Tonight is the first cigar night that I've been alone...
...well, with God, that is.
I've spent most of the week following the 2009 ELCA Churchwide Assembly on-line. As I've listened to the sexuality discussions in the plenary sessions, I rarely paid attention to the personal stories of those at the microphones. For whatever reason, I wanted to wrap my head around the various points of view on the issues at hand and not invest in the attempts of people to tug at my heart strings.
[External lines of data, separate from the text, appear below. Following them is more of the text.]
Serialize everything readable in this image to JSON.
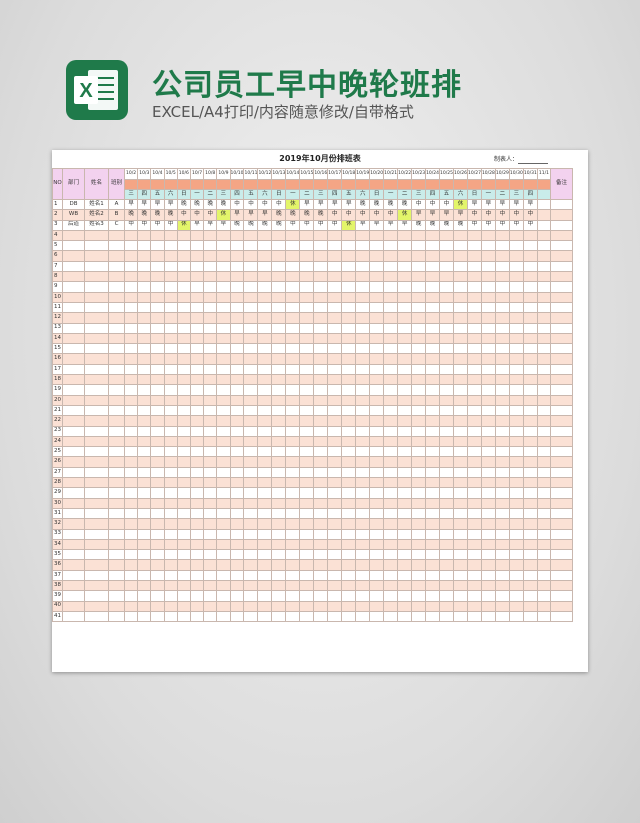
{
  "header": {
    "title": "公司员工早中晚轮班排",
    "subtitle": "EXCEL/A4打印/内容随意修改/自带格式"
  },
  "sheet": {
    "title": "2019年10月份排班表",
    "maker_label": "制表人：",
    "col_headers": {
      "no": "NO",
      "dept": "部门",
      "name": "姓名",
      "shift": "班别",
      "remark": "备注"
    },
    "dates": [
      "10/2",
      "10/3",
      "10/4",
      "10/5",
      "10/6",
      "10/7",
      "10/8",
      "10/9",
      "10/10",
      "10/11",
      "10/12",
      "10/13",
      "10/14",
      "10/15",
      "10/16",
      "10/17",
      "10/18",
      "10/19",
      "10/20",
      "10/21",
      "10/22",
      "10/23",
      "10/24",
      "10/25",
      "10/26",
      "10/27",
      "10/28",
      "10/29",
      "10/30",
      "10/31",
      "11/1"
    ],
    "weekdays": [
      "三",
      "四",
      "五",
      "六",
      "日",
      "一",
      "二",
      "三",
      "四",
      "五",
      "六",
      "日",
      "一",
      "二",
      "三",
      "四",
      "五",
      "六",
      "日",
      "一",
      "二",
      "三",
      "四",
      "五",
      "六",
      "日",
      "一",
      "二",
      "三",
      "四",
      ""
    ],
    "rows": [
      {
        "no": "1",
        "dept": "DB",
        "name": "姓名1",
        "shift": "A",
        "days": [
          "早",
          "早",
          "早",
          "早",
          "晚",
          "晚",
          "晚",
          "晚",
          "中",
          "中",
          "中",
          "中",
          "休",
          "早",
          "早",
          "早",
          "早",
          "晚",
          "晚",
          "晚",
          "晚",
          "中",
          "中",
          "中",
          "休",
          "早",
          "早",
          "早",
          "早",
          "早",
          ""
        ]
      },
      {
        "no": "2",
        "dept": "WB",
        "name": "姓名2",
        "shift": "B",
        "days": [
          "晚",
          "晚",
          "晚",
          "晚",
          "中",
          "中",
          "中",
          "休",
          "早",
          "早",
          "早",
          "晚",
          "晚",
          "晚",
          "晚",
          "中",
          "中",
          "中",
          "中",
          "中",
          "休",
          "早",
          "早",
          "早",
          "早",
          "中",
          "中",
          "中",
          "中",
          "中",
          ""
        ]
      },
      {
        "no": "3",
        "dept": "后道",
        "name": "姓名3",
        "shift": "C",
        "days": [
          "中",
          "中",
          "中",
          "中",
          "休",
          "早",
          "早",
          "早",
          "晚",
          "晚",
          "晚",
          "晚",
          "中",
          "中",
          "中",
          "中",
          "休",
          "早",
          "早",
          "早",
          "早",
          "晚",
          "晚",
          "晚",
          "晚",
          "中",
          "中",
          "中",
          "中",
          "中",
          ""
        ]
      }
    ],
    "empty_row_numbers": [
      "4",
      "5",
      "6",
      "7",
      "8",
      "9",
      "10",
      "11",
      "12",
      "13",
      "14",
      "15",
      "16",
      "17",
      "18",
      "19",
      "20",
      "21",
      "22",
      "23",
      "24",
      "25",
      "26",
      "27",
      "28",
      "29",
      "30",
      "31",
      "32",
      "33",
      "34",
      "35",
      "36",
      "37",
      "38",
      "39",
      "40",
      "41"
    ]
  }
}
I desired to sift through agendas, motions, and amendments so I could come to a clear understanding of what was being debated and how it would impact the church.
So it is odd that, as God and I share a cigar on this night, we're spending a lot of time talking about people...stories...friends.
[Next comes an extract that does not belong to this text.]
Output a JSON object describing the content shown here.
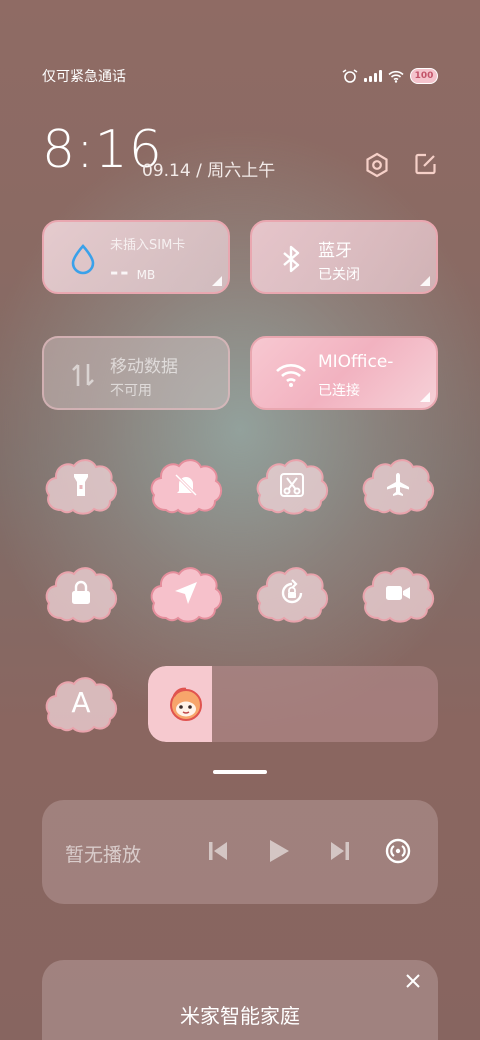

We're thinking of the gay, life-long Lutheran who couldn't come to terms his own homosexuality until his church did.
We're thinking of the Bible scholar who desperately wanted to vote "yes" on the social statement on sexuality and the resolutions on ministry policies, but couldn't do it because of those darn verses in Scripture that condemn homosexuality.
We're thinking of the old couple who will never again call themselves a Lutheran because they feel their church turned its back on God's Word.
We're thinking of the woman who recently fell in love with another woman and will finally begin the process of becoming a pastor because she can do so without fear of being defrocked.
We're thinking of the faithful, devout, compassionate mother who feels like a bigot for not wanting to be in a church where openly gay people in committed relationships can serve as her pastor.
We're thinking of person who will start going to church again because the church has said that he's fully welcome.
We're thinking of the pastor who can't wait to bless the union of gay couples in his congregation.
* * *
It's been a good conversation. We haven't solved any problems per se, but it has been important to consider the personal implications of this corporate decision. Some interesting days lie ahead.
The cigar has disappeared into the night sky. Our conversation is done, for now. The conversations with the aforementioned friends will begin anew in the days ahead. I only hope that I will be able to speak to everyone with the kind of grace, patience, and respect that Lutherans have been able to show one another in these last few days.
"We meet one another finally, not in our agreements or our disagreements, but at the foot of the cross, where God is faithful, where Christ is present with us, and where, by the power of the Holy Spirit, we are one in Christ." ~ Bishop Mark Hanson